The days have started to run together, but I think it's the fifth day of school, the second week of what would be my senior year. Over a month since the accident and three weeks since I came home from the hospital. There's an untouched pile of schoolbooks and papers in the corner by my desk. Blake brings my homework by every day—at 3:08—part of my new routine.
Allie doesn't remember much about the accident that killed her boyfriend Trip. For that matter, she doesn't remember much about the night that preceded it. The only mementos she has of that night are terrifying, fractured nightmares, a zippered garment bag in her closet than she can't even think about without shuddering, and a bunch of scars on her face and head. There isn't even the possibility of closure, as Trip's body was never recovered.
When she returns to school, everyone is sympathetic, welcoming and warm... at first. Before long, though, it's clear to Allie that whatever happened that night was more than a simple accident. For one thing, Trip's best friend all-but accuses her of causing the accident. For another, there's a detective who's asking lots of questions that she can't answer. And finally, someone starts leaving threatening notes in her locker... notes that appear to have been written by Trip.
And that's all before she gets romantically involved with the school outcast.

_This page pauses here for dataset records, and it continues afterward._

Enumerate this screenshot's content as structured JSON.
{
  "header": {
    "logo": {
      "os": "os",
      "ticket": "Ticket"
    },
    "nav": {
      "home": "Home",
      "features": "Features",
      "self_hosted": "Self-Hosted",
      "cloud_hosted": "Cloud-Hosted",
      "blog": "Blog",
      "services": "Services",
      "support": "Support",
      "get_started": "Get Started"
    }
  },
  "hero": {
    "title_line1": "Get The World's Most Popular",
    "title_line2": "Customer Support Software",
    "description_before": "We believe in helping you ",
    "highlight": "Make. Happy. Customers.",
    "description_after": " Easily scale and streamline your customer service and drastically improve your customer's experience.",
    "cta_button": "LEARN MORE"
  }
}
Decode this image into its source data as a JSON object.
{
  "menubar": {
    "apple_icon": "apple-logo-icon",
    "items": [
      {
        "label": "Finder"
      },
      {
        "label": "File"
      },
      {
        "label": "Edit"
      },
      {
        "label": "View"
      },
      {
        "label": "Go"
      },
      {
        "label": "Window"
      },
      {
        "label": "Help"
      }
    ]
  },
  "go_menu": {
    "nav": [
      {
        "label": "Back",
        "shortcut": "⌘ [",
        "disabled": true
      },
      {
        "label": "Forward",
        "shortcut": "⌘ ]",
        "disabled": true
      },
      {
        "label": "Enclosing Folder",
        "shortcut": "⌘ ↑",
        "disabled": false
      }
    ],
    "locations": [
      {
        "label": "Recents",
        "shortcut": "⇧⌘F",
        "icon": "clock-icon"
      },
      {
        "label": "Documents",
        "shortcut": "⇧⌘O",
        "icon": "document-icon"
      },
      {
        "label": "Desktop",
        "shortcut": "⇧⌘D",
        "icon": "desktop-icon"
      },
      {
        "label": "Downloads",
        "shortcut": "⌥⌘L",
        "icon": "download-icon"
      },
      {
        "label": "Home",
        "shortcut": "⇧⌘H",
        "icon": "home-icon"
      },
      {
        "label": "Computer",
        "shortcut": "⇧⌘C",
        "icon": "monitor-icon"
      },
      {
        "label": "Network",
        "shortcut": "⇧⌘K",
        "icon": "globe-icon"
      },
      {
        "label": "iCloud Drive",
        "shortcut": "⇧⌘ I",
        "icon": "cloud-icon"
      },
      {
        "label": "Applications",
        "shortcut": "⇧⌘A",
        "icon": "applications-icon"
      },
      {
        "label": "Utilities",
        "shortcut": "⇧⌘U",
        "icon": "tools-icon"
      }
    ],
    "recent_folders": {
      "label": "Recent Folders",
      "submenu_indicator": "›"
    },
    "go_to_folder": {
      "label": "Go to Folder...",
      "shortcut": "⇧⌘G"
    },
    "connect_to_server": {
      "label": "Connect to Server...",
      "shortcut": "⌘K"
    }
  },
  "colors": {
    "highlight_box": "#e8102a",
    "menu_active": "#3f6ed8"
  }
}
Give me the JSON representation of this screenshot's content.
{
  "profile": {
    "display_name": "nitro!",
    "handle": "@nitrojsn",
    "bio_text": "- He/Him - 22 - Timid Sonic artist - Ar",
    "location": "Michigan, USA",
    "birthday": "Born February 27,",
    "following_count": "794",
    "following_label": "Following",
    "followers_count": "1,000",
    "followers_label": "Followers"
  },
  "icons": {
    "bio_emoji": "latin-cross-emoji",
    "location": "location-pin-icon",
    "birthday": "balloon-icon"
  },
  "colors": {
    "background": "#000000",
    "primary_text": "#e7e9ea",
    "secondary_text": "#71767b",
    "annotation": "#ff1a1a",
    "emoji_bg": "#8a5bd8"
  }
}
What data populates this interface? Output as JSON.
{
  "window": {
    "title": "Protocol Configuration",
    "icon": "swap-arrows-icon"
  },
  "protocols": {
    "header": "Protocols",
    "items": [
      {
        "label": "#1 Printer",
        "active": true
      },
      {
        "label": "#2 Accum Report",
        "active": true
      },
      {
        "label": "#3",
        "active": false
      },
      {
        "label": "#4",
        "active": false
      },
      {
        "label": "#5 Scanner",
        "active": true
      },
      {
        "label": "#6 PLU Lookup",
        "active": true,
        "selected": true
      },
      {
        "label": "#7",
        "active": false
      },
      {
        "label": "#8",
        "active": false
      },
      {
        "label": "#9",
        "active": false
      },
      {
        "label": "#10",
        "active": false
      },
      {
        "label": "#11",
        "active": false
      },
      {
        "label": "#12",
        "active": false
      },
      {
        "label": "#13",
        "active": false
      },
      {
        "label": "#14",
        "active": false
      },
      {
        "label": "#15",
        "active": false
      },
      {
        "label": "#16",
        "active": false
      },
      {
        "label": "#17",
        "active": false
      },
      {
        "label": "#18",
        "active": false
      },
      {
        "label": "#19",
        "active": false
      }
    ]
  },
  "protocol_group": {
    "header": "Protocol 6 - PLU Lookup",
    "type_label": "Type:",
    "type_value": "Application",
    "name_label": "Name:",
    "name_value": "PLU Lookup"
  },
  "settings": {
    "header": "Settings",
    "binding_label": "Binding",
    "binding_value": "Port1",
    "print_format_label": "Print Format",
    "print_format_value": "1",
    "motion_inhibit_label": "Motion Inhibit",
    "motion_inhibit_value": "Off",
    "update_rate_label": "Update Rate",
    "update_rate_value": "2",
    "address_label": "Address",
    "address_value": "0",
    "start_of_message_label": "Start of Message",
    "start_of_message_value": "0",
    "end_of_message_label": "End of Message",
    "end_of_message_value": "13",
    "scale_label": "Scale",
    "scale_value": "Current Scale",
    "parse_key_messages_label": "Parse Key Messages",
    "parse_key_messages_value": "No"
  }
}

Overall, this is a solid mystery/thriller/romance. For me, it was obvious from the first page that Trip was a d-bag*. But that wasn't a problem—it actually made things immediately more intriguing. Because, hey: if she has no memory of The Night In Question, maybe she did have something to do with Trip's death, right? And as the story progressed, I wondered more and more if she'd caused it, not less—even as I got more emotionally invested in her and her story, my suspicions grew. Which was an unusual reading experience, but a cool one.
Anyway. What else? I especially liked Allie's relationship with her brother, Andrew. He has CP, is in a wheelchair, and that aspect of life is never portrayed as anything but regular and everyday. There are no Big Talks, no Afterschool Special moments. He feels somewhat smothered by their mother—which, good lord, is totally understandable—but it's also understandable why she'd feel that way, and, again, that tension is portrayed as a part of everyday life rather than as a capital-I Issue. As twins, he and Allie are extremely close, but not unrealistically—they have their moments of friction.
My only real complaint was that the Trip backstory was such a very textbook example of [SPOILER]. Which isn't to say that it was unrealistic—because, you know, things are described as textbook for a reason—but sometimes textbook examples don't translate all that well to story, because they feel cliched. Or something. That was a minor (and, I suspect, personal) problem, though. Like I said, though: overall, solid stuff for fans of mystery/thriller/romance.
*A. When he picked her up in the morning for school, he sat in his truck and laid on the horn, a la Jeremy Sisto in Waitress. B. His name is Trip, which I always associate with preppy villains from teen movies. Like Troy in Goonies. But, you know. Named Trip.
Book source: ILLed through my library. This book was read for the 2012 Cybils season.